B. This goes back to Gal 6:1!!

1. there is no spirit of meekness present here

2. there is no genuine interest in the other present here

3. there is no spiritual honesty present here

4. this hypocrite thinks himself to be something ... when really he is nothing - Gal 6:3 with 2 Cor 10:18

CLOSE: To help another remove a splinter or speck from his eye is commendable. But far too often critics do not have that noble desire.

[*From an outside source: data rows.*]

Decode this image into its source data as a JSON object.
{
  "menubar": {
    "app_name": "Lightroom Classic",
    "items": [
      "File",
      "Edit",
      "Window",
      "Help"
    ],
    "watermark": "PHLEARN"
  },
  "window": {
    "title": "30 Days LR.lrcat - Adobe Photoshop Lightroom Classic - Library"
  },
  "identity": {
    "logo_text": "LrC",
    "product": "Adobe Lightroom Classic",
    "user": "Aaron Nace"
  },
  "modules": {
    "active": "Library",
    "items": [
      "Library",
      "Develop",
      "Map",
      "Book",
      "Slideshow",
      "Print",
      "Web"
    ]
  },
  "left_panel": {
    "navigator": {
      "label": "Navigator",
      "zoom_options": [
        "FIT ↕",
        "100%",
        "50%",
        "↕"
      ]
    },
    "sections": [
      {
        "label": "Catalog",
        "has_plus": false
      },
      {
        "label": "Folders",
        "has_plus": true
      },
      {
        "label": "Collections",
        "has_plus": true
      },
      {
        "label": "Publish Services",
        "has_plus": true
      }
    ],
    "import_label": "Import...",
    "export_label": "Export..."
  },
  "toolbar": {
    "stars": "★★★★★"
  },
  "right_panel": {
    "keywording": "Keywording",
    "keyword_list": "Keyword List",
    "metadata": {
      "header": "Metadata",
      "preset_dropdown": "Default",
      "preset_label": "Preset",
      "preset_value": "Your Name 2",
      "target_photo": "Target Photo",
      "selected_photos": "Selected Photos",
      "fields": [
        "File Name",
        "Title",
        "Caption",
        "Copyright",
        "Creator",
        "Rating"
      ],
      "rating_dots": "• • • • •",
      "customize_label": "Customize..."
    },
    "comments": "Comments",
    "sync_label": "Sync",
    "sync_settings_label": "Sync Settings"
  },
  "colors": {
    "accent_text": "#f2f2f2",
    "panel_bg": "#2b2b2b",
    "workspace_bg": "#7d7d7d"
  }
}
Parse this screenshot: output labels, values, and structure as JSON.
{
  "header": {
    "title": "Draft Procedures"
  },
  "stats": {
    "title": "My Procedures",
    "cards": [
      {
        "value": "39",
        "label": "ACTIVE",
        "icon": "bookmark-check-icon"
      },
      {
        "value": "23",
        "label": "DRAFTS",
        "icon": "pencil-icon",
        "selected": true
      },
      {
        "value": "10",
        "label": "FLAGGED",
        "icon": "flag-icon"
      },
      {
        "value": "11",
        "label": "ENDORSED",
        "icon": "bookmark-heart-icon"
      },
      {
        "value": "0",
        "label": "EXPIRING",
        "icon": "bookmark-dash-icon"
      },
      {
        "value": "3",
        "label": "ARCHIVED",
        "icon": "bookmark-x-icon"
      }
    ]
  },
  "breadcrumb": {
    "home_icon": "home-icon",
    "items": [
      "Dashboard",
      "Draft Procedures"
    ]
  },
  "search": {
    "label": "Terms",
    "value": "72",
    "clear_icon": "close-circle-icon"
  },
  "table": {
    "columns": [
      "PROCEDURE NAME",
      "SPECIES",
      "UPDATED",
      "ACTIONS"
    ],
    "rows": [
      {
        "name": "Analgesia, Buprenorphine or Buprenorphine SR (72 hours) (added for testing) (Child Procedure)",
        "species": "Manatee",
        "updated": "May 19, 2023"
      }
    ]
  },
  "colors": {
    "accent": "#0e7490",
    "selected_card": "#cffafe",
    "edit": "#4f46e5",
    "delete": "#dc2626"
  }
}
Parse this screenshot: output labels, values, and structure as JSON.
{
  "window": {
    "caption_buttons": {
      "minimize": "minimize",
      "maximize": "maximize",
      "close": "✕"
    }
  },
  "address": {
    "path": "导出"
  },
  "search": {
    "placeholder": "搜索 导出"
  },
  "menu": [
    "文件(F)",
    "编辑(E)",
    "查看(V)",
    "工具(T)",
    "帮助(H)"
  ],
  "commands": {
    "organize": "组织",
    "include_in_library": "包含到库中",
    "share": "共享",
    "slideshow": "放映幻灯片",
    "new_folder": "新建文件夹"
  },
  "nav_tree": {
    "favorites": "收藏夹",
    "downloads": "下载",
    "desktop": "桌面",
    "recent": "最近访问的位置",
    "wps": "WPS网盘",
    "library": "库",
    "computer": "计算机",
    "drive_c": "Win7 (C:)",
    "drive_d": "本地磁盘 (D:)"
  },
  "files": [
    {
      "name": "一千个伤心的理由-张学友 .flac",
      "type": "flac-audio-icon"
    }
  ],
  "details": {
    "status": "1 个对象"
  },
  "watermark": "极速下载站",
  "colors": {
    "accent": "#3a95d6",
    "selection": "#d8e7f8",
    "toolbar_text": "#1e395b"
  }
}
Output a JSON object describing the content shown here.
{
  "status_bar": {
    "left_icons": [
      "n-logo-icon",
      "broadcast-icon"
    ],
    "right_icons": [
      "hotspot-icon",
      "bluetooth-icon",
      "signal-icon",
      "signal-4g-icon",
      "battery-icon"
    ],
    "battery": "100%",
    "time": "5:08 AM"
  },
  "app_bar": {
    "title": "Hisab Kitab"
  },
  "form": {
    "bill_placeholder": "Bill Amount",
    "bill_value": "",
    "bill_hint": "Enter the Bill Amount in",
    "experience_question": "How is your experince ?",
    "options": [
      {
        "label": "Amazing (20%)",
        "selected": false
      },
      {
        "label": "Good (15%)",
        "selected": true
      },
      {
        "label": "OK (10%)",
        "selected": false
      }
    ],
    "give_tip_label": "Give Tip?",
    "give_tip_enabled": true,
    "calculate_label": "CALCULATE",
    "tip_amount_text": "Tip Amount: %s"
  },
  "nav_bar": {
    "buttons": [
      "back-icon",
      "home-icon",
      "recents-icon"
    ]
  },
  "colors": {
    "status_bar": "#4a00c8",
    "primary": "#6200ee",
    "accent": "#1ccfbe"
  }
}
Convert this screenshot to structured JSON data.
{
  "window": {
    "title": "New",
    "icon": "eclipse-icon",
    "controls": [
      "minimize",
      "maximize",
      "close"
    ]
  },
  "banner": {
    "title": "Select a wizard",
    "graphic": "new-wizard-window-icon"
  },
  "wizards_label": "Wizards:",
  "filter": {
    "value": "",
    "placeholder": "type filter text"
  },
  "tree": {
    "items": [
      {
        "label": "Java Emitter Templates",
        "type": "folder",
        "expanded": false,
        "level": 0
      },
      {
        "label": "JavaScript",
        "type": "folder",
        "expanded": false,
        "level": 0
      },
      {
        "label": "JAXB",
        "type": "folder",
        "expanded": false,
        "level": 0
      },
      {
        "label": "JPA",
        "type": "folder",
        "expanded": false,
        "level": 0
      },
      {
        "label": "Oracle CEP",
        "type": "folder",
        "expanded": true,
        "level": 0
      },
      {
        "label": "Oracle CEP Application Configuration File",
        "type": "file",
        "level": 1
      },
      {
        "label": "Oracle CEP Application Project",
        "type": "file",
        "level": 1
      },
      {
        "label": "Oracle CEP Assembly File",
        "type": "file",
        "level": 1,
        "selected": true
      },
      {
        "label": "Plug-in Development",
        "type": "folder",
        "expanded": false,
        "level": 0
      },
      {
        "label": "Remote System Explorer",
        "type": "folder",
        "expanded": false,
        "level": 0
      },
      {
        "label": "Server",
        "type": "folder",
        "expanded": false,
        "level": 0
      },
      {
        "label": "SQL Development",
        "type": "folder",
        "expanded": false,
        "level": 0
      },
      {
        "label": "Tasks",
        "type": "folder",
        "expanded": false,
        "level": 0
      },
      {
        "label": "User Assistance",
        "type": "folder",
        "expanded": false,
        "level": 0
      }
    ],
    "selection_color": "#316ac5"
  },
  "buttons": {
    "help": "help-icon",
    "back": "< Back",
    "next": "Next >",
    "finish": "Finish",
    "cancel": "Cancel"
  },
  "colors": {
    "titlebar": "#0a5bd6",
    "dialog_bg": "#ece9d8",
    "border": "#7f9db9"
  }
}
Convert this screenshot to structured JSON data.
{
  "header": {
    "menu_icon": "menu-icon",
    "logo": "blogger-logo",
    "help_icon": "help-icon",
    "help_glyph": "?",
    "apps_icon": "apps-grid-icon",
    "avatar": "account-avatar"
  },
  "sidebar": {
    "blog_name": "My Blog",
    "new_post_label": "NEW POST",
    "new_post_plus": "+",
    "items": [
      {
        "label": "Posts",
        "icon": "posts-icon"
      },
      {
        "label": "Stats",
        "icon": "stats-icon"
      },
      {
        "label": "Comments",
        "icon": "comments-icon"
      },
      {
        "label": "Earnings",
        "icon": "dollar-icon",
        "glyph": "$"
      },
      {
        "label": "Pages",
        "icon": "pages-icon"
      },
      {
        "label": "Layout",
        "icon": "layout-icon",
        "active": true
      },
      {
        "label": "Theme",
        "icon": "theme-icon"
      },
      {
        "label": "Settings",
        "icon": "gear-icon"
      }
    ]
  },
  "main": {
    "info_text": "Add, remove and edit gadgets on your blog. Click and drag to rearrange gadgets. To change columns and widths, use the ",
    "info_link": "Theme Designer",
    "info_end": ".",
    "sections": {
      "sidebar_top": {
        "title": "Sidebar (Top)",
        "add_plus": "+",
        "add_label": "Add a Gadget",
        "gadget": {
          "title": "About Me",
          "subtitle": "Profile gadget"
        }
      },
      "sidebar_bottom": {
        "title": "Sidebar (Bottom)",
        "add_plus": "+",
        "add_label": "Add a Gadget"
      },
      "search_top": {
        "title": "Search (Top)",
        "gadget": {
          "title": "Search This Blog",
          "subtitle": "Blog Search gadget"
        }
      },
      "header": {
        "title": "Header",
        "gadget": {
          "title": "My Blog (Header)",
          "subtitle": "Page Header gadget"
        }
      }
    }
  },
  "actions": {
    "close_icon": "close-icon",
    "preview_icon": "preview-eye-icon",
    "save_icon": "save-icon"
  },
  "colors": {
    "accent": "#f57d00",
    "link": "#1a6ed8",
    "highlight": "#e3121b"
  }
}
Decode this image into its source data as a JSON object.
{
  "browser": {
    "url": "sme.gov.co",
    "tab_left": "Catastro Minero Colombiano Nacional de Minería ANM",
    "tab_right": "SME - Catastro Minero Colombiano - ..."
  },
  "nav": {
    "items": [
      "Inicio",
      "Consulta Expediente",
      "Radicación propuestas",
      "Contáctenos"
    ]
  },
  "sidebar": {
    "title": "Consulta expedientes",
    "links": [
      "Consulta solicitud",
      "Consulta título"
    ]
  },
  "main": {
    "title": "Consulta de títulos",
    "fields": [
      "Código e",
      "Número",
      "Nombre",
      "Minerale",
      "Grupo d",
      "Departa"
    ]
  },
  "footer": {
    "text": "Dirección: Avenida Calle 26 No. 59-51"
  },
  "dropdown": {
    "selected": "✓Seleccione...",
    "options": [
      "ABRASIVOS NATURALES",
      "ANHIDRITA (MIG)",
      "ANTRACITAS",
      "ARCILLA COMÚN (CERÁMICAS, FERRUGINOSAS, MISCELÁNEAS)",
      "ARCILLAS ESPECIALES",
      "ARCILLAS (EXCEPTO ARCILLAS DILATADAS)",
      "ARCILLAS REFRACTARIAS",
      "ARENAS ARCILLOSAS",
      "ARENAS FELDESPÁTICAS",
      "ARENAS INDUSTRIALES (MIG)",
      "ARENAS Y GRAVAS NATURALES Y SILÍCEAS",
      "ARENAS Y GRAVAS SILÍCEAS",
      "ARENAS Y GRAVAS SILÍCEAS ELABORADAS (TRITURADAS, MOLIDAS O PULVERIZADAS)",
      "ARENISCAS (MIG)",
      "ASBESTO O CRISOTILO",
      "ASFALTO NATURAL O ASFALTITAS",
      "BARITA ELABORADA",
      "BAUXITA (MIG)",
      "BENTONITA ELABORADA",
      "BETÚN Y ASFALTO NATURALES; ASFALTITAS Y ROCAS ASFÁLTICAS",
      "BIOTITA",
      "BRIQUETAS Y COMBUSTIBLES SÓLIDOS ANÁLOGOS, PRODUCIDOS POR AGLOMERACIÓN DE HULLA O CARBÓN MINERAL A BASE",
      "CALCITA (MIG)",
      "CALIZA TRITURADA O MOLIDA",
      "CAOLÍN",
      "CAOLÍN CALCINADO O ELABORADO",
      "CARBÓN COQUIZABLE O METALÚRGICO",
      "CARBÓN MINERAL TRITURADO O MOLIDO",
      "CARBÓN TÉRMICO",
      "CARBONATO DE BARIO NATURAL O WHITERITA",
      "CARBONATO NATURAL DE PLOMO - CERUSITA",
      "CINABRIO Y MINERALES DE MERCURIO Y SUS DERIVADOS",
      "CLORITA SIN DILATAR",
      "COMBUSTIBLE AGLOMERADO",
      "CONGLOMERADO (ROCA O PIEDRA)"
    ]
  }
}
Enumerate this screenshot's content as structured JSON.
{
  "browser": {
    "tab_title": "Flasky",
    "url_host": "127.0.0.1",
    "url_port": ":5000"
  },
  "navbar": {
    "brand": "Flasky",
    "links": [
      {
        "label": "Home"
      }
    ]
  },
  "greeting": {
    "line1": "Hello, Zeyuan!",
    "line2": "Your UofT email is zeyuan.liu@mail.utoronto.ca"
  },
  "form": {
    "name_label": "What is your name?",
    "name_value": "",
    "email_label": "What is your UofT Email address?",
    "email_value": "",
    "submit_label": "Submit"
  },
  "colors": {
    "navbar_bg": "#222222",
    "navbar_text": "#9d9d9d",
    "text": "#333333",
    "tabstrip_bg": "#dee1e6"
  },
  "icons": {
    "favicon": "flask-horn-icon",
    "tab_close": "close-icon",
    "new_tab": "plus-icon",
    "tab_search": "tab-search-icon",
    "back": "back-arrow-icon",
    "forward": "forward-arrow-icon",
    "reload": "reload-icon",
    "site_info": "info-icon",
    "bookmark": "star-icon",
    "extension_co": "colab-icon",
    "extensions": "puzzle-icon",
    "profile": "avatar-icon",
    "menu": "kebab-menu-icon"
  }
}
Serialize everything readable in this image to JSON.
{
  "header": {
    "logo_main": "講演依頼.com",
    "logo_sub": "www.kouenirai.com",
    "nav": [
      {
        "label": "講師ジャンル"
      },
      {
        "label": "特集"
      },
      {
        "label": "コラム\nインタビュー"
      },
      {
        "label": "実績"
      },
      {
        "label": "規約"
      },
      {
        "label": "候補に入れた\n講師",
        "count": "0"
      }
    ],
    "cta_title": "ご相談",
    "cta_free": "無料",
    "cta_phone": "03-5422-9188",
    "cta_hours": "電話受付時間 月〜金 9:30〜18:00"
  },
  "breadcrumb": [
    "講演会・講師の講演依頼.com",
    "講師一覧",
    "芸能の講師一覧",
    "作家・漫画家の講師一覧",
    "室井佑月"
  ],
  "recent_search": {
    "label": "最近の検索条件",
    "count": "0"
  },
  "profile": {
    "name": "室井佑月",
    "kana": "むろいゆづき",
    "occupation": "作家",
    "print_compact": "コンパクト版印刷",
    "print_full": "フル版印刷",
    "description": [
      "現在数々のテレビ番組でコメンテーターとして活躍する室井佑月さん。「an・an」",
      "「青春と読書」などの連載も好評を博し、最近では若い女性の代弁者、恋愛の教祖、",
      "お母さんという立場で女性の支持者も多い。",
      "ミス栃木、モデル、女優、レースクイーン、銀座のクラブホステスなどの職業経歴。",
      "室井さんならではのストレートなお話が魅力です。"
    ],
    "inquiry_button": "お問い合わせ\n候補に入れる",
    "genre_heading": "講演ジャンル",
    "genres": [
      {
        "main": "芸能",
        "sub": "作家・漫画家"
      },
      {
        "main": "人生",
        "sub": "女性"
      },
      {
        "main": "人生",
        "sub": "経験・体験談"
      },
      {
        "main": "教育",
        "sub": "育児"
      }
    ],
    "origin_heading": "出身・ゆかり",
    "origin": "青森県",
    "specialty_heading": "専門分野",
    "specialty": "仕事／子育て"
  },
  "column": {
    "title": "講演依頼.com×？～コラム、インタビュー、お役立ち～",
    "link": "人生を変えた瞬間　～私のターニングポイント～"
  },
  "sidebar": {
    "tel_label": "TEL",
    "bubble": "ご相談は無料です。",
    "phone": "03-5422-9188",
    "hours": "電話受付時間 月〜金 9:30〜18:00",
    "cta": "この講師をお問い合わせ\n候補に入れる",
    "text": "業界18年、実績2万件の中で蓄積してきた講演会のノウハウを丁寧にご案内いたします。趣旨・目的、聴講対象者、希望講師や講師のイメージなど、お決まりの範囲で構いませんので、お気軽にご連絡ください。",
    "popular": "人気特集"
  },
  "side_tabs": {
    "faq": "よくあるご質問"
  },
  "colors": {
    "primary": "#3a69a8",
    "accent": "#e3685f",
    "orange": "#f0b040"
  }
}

Here are five verses calling us to careful introspection.

Cecil A. Hutson

08 December 2002

God's Plan of Salvation

You must hear the gospel and then understand and recognize that you are lost without Jesus Christ no matter who you are and no matter what your background is. The Bible tells us that “all have sinned, and come short of the glory of God.” (Romans 3:23) Before you can be saved, you must understand that you are lost and that the only way to be saved is by obedience to the gospel of Jesus Christ. (2 Thessalonians 1:8) Jesus said, “I am the way, the truth, and the life: no man cometh unto the Father, but by me.” (John 14:6) “Neither is there salvation in any other: for there is none other name under heaven given among men, whereby we must be saved.” (Acts 4:12) "So then faith cometh by hearing, and hearing by the word of God." (Romans 10:17)

You must believe and have faith in God because “without faith it is impossible to please him: for he that cometh to God must believe that he is, and that he is a rewarder of them that diligently seek him.” (Hebrews 11:6) But neither belief alone nor faith alone is sufficient to save. (James 2:19; James 2:24; Matthew 7:21)

You must repent of your sins. (Acts 3:19) But repentance alone is not enough. The so-called “Sinner’s Prayer” that you hear so much about today from denominational preachers does not appear anywhere in the Bible. Indeed, nowhere in the Bible was anyone ever told to pray the “Sinner’s Prayer” to be saved. By contrast, there are numerous examples showing that prayer alone does not save. Saul, for example, prayed following his meeting with Jesus on the road to Damascus (Acts 9:11), but Saul was still in his sins when Ananias met him three days later (Acts 22:16). Cornelius prayed to God always, and yet there was something else he needed to do to be saved (Acts 10:2, 6, 33, 48). If prayer alone did not save Saul or Cornelius, prayer alone will not save you. You must obey the gospel. (2 Thess. 1:8)

You must confess that Jesus Christ is the Son of God. (Romans 10:9-10) Note that you do NOT need to make Jesus “Lord of your life.” Why? Because Jesus is already Lord of your life whether or not you have obeyed his gospel. Indeed, we obey him, not to make him Lord, but because he already is Lord. (Acts 2:36) Also, no one in the Bible was ever told to just “accept Jesus as your personal savior.” We must confess that Jesus is the Son of God, but, as with faith and repentance, confession alone does not save. (Matthew 7:21)

Having believed, repented, and confessed that Jesus is the Son of God, you must be baptized for the remission of your sins. (Acts 2:38) It is at this point (and not before) that your sins are forgiven. (Acts 22:16) It is impossible to proclaim the gospel of Jesus Christ without teaching the absolute necessity of baptism for salvation. (Acts 8:35-36; Romans 6:3-4; 1 Peter 3:21) Anyone who responds to the question in Acts 2:37 with an answer that contradicts Acts 2:38 is NOT proclaiming the gospel of Jesus Christ!

Once you are saved, God adds you to his church and writes your name in the Book of Life. (Acts 2:47; Philippians 4:3) To continue in God’s grace, you must continue to serve God faithfully until death. Unless they remain faithful, those who are in God’s grace will fall from grace, and those whose names are in the Book of Life will have their names blotted out of that book. (Revelation 2:10; Revelation 3:5; Galatians 5:4)